Robert Caine Says:

I read a lot. I didn’t believe him the last time he claimed a foot injury either. Pay attention!! He only claims a foot injury when he doesn’t want to play.
With a real injury you can’t race, dance and jump like he does, especially when it isn’t necessary.

Amy Says:

So he doesn’t want to play because of the tight schedule and he needs to rest and prepare for the clay season? Apparently he just realized the schedule? He could have decide about it earlier this year, i mean he should known about the schedule by then. So why the enthusiasm and determination early this year and the sudden drop out now? It just doesn’t feel right.

allcourt Says:

Let’s say we all agree and understand this business about not wanting to play too much on hard courts on a chronically injured foot. But when did Rafa and his camp realize that that would not be a good idea? Was either Miami or IW just changed to hardcourts at the last minute? Why wasn’t the witdrawal announced long ago or, better yet, why was Nadal ever announced (if even unofficially) and advertised as a member of the Spanish team?

It’s good the DC tie was sold out for weeks before Rafa’s pull-out, but it’s bad that the fans/ticketbuyers were unnecessarily deceived about who would be there.

allcourt Says:

Amy: Sorry about repeating the main point that you made right above my last post. I just read the column and only skimmed some of the replies before posting mine.

HJL Says:

First of all, he did not commit to the Davis Cup tie in advance. People have been expecting him to come but that’s not the same thing as a commitment from the man himself.
It’s clear from his interviews that he loves to play DC but where did he commit to it? Quote? Source?
I can understand that the public is disappointed by this but it would make more sense to blame him for this if he had given a garantee to play.

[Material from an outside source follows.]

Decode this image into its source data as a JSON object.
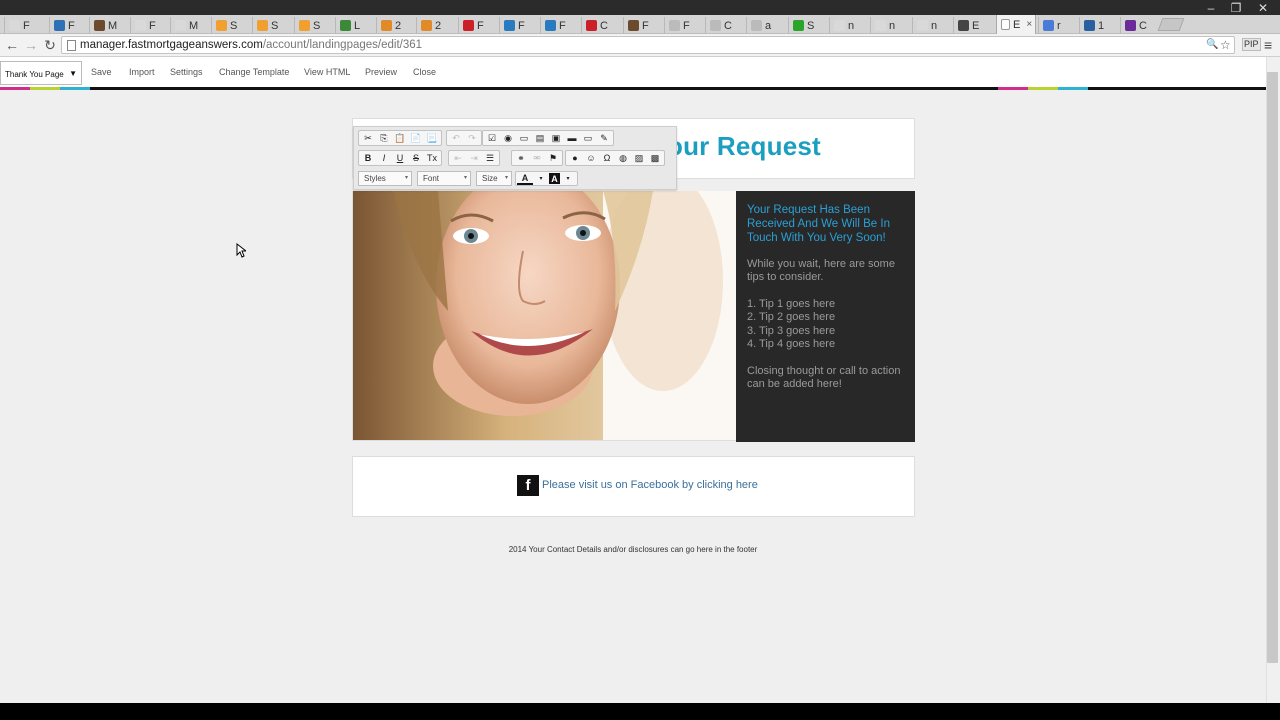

Indian Wells and Miami are obligatory events, DC is not.
So, if doctors advise you to avoid playing too many matches in a row on hardcourts (like has been reported by some sources), wouldn’t it make sense to skip DC and play IW and Miami?

As far as I can tell, the reason for waiting so long to announce that he wasn’t going to be part of the DC team was that it depended on how well he did in Indian Wells and in Miami.

Furthermore, he didn’t say that it’s a real injury. How many times does that need to be said?
To avoid playing too much just as a precaution is not the same thing as not playing because of an injury.
Maybe people here don’t accept the precaution explanation. Fine.
In 2005, he played too much. His foot was sending warning signals but he kept on going as long as he could do the running. As a result of that, he had a serious foot injury. Now, he seems to be more careful.
Back in 2005, he was accused of playing too much and running his body into the ground.
Now, he’s accused of not playing enough and giving a not very believable excuse of trying to avoid running his body into the ground.
I guess that he can’t win in certain camps.

Amy Says:

allcourt – Its ok, I did that sometimes too.

I just realized, in one of his interviews, perhaps in Indian Wells, he was asked about Davis Cup and he said he didn’t know whether he would even be on the team. So you can’t really blame him with the decision. Yeah I guess HJL’s right. Btw he did feel determine and excited about Davis Cup but commited only in the first round,maybe not so sure bout the next rounds.

Yeah pity the fans that were expecting him.

Benito Says:

People tend to forget things. He always, I mean ALWAYS, played for Spain in the Davis Cup. The guys feels pain after so long playing on hard courts. Give him the benefit of the doubt, believe him.
Nobody more than him is dissapointed not being able to play.

Top story: Former Champions Murray, Clijsters Awarded US Open Wildcards